Lauper’s close friend Gregory, who died of AIDS early in the epidemic, was also homeless, kicked out of his home at age 12. Research, says Lauper, indicates that “the ages of these youth experiencing homelessness — because they are LGBTQ — range from the age of 12 to 24, okay? And as tough as you think you are the streets are tougher. You can’t have them on the street.”
“As a parent, do you throw your kid out? No. But you could say to them — and I found this out through research, too — you could tell your kid, ‘You know? You’re my kid and I love you, but you’ve just got to give me a minute to wrap my head around this whole gay thing,” Lauper says. “We could really fix this situation through family therapy. Listen, it’s hard for the kid. It’s also hard for the parents – they’ve got no place to go, either. So they need some place to go, they need to be able to talk, everybody needs to be able to talk it through.”
The kid being LGBTQ is not the problem. “But throwing them out on the street, that’s a problem,” Lauper says. “Listen, dogma cannot be more important than your child, okay? Nothing. A building is burning — you’d go into the building to get your kid, wouldn’t you? Whatever, that’s how I feel. So I think this is a fixable problem and I think that people need a little help. And we have worked with many organizations bringing people together. We believe in collaboration all the way down the line because together we fix it. You know you can’t be isolated. You’ve got to do it together. Community is everything.”
It feels like the clouds are parting to let the sun’s true colors shine in.
The Los Angeles Blade’s cover story this week will feature more with Cyndi Lauper and why she is such an important LGBTQ ally/advocate.

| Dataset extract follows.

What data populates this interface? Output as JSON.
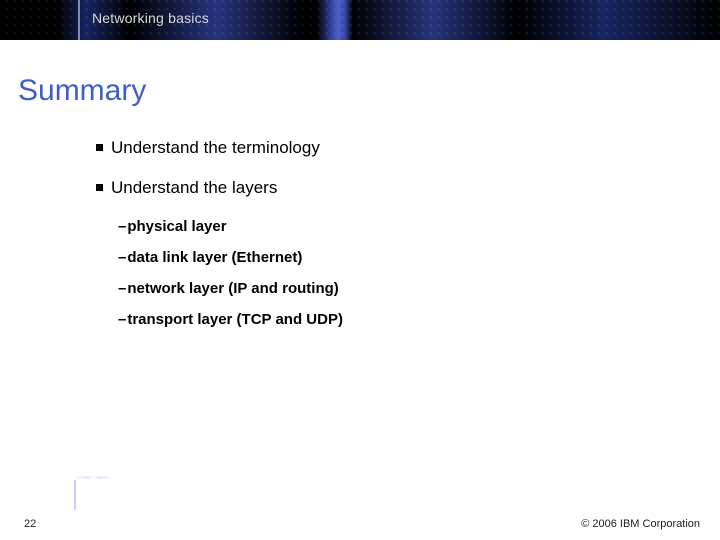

Song from Kinky Boots with a cameo from Cyndi Lauper:
The photo of Cyndi Lauper and Billy Porter above is from their GAP #MakeLove holiday campaign.